___ Exercise inputs ___

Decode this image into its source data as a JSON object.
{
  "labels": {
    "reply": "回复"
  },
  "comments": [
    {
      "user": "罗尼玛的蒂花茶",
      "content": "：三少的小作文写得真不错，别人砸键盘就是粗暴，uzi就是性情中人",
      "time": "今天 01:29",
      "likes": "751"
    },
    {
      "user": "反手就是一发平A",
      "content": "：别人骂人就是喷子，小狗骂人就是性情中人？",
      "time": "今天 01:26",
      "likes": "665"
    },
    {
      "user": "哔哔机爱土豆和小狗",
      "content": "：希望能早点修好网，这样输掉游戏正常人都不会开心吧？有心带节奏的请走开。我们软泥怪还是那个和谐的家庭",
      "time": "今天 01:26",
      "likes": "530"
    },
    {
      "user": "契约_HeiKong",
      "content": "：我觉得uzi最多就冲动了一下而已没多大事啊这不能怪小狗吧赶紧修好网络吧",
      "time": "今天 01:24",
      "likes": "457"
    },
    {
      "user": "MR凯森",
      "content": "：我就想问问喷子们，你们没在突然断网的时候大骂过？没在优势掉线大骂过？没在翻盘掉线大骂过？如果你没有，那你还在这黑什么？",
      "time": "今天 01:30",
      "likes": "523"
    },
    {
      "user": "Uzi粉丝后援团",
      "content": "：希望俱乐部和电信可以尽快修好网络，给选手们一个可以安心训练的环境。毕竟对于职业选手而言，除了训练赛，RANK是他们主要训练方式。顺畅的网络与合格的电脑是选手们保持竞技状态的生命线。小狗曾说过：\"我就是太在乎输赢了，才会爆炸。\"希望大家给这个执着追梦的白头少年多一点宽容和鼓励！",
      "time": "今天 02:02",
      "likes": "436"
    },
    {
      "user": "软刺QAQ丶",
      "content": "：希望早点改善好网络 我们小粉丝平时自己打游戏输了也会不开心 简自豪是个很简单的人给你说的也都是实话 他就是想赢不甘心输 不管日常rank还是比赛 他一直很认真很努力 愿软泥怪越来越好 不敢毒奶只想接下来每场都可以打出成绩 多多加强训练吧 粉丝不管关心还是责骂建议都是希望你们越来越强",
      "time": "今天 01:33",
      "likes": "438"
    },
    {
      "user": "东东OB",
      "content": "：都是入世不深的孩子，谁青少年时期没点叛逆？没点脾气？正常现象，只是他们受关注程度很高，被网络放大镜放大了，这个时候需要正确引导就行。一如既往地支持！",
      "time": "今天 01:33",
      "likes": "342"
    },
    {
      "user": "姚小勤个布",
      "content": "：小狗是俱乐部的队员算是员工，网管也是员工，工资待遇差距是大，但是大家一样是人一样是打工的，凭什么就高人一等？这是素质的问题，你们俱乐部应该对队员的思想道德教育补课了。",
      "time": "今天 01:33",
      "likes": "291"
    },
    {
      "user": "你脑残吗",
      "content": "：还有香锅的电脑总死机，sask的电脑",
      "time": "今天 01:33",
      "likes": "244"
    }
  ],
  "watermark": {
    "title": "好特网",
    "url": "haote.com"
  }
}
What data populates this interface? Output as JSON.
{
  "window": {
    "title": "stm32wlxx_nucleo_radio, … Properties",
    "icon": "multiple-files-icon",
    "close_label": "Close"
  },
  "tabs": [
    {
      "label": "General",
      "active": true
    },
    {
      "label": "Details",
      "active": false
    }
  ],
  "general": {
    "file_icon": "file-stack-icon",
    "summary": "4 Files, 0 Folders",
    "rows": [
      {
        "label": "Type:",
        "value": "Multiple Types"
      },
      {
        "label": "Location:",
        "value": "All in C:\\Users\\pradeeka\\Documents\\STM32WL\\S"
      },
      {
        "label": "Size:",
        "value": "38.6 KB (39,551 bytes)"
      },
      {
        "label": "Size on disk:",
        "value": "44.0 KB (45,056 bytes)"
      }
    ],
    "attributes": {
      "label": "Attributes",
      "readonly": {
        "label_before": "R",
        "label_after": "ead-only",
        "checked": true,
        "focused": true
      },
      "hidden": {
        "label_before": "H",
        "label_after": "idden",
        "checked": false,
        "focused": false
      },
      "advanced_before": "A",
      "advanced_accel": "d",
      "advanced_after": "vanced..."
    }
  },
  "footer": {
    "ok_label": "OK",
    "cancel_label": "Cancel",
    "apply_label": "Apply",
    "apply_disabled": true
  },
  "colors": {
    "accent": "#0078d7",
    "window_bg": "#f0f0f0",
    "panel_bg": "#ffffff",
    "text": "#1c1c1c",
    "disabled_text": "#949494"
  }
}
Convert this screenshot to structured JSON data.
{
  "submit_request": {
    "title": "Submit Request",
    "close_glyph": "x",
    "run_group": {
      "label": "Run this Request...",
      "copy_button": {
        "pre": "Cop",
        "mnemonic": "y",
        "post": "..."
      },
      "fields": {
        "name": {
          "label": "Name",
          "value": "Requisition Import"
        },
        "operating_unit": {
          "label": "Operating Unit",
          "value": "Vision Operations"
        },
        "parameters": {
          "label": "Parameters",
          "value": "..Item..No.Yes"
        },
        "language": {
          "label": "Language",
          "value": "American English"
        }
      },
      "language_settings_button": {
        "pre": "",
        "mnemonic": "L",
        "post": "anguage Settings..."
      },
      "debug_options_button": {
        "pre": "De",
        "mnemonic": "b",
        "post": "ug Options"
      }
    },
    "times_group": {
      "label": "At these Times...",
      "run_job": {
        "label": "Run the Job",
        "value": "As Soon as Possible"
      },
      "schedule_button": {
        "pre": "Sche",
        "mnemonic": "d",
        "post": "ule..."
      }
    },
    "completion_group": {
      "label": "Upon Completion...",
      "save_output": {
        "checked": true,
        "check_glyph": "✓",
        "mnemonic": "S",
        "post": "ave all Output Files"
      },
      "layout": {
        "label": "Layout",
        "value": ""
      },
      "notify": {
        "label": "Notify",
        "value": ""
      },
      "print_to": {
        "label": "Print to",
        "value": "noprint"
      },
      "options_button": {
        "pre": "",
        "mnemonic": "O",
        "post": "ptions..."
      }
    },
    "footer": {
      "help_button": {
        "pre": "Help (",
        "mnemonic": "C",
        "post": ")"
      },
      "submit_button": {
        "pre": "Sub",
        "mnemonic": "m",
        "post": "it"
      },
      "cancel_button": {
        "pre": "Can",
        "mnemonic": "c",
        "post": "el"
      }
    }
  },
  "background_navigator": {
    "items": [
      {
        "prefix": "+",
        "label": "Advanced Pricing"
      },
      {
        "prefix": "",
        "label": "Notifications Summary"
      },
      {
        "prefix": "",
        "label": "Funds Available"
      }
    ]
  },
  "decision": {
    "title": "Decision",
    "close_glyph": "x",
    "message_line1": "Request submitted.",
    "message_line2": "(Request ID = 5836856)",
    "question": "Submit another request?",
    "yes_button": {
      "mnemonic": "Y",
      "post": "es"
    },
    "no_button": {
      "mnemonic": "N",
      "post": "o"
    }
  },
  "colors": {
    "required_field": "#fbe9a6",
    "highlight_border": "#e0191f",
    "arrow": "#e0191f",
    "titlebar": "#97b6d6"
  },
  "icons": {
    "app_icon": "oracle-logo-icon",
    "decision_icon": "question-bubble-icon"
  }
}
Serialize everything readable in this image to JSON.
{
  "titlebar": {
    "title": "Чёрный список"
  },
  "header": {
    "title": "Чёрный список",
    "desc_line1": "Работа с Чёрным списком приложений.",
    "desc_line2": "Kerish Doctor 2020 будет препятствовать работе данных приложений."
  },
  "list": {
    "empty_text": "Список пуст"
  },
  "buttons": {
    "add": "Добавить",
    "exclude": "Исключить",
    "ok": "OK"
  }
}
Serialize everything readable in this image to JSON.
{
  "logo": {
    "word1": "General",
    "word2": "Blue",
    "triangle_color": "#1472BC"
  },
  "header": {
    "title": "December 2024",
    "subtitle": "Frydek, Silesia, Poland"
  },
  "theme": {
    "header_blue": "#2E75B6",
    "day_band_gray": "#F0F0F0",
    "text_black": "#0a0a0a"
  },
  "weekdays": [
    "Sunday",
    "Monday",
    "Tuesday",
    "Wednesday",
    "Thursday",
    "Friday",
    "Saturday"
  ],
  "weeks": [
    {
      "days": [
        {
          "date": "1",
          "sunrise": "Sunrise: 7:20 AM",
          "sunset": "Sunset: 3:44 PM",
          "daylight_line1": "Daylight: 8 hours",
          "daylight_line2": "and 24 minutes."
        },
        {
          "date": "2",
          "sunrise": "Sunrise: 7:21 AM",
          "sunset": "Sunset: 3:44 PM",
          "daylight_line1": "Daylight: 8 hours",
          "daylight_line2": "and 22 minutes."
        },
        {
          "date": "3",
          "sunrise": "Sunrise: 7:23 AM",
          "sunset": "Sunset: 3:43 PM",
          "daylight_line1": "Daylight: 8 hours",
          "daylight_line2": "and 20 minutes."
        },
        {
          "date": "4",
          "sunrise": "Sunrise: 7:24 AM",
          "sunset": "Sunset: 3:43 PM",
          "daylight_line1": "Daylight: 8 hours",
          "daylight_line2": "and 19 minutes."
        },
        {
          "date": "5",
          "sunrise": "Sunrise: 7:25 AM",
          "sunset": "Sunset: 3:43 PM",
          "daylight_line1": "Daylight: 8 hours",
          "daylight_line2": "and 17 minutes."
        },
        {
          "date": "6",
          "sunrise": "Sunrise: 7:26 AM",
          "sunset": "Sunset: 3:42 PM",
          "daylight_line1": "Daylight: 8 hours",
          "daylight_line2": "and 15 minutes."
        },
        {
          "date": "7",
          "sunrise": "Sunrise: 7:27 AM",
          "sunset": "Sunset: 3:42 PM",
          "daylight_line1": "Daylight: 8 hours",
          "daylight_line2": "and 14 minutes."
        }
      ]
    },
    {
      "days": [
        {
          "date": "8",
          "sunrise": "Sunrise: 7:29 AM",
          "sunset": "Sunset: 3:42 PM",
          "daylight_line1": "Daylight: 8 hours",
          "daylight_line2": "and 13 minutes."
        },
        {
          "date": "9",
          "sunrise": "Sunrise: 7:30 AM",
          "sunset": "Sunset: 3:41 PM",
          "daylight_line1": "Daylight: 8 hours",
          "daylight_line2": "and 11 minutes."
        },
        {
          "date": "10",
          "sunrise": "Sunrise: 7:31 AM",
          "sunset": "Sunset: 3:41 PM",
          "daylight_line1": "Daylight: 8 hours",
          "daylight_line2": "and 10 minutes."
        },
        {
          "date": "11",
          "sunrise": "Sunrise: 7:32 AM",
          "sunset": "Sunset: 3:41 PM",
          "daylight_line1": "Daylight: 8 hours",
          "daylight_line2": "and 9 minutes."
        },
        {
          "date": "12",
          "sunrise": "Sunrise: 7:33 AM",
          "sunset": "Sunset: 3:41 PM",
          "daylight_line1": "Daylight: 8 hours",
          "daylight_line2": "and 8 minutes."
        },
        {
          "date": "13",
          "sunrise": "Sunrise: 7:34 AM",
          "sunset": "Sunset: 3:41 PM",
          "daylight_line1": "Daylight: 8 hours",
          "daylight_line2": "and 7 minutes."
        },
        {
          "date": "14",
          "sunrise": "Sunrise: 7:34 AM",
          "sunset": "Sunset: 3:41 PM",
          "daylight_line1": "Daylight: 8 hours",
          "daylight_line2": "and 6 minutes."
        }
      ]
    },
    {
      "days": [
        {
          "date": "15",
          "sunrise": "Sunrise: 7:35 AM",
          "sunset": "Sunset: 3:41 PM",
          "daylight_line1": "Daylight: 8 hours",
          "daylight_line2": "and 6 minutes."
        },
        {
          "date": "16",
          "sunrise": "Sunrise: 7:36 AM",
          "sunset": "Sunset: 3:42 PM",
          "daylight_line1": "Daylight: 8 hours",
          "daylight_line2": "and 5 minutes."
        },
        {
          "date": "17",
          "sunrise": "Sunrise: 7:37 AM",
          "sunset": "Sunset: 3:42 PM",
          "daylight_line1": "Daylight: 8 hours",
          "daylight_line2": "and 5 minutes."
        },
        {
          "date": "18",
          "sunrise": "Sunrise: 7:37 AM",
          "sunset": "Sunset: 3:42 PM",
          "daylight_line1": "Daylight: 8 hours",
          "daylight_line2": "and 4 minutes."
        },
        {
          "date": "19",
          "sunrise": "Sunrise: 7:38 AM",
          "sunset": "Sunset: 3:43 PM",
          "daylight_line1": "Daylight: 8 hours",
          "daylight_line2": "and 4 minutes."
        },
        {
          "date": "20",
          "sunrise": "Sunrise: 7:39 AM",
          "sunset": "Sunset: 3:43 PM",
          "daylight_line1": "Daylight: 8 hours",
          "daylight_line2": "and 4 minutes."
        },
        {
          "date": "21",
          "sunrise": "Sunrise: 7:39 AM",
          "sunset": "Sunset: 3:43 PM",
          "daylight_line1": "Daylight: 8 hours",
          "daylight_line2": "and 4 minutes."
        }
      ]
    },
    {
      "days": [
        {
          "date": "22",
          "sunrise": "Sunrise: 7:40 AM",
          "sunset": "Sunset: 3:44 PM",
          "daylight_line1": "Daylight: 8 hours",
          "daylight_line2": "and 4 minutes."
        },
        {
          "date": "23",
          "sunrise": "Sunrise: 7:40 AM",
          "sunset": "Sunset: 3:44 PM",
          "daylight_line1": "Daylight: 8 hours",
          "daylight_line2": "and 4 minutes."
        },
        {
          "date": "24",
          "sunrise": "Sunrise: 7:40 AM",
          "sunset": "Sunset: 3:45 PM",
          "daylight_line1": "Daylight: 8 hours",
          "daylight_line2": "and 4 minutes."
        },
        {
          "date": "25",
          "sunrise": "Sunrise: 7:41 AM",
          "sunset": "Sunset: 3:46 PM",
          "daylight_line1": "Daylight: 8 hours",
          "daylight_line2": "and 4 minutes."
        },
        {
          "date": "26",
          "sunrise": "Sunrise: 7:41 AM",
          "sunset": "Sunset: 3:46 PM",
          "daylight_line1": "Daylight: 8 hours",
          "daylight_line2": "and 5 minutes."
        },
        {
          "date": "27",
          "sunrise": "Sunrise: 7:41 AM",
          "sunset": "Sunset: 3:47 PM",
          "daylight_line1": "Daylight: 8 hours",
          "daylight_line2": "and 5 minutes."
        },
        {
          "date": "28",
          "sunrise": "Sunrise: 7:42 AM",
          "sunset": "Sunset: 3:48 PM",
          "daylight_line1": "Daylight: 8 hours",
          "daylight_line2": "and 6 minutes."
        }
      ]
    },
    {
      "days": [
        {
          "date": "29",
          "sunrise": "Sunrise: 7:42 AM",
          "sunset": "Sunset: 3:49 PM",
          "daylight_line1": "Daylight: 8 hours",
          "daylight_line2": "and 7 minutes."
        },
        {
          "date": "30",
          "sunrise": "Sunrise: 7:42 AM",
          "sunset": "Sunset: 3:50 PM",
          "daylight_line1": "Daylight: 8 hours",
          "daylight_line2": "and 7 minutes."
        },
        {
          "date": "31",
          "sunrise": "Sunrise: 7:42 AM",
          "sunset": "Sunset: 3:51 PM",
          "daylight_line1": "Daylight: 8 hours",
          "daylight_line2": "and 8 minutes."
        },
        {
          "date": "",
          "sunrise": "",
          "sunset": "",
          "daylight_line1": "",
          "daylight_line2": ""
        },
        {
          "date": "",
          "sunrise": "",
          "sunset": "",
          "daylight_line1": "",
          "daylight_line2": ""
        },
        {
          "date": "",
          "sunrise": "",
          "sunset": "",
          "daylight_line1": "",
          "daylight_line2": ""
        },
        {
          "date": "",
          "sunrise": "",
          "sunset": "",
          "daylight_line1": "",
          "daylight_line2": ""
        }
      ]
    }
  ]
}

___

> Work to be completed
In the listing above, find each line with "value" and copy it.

> Exercise output
        "value": "Multiple Types"
        "value": "All in C:\\Users\\pradeeka\\Documents\\STM32WL\\S"
        "value": "38.6 KB (39,551 bytes)"
        "value": "44.0 KB (45,056 bytes)"
          "value": "Requisition Import"
          "value": "Vision Operations"
          "value": "..Item..No.Yes"
          "value": "American English"
        "value": "As Soon as Possible"
        "value": ""
        "value": ""
        "value": "noprint"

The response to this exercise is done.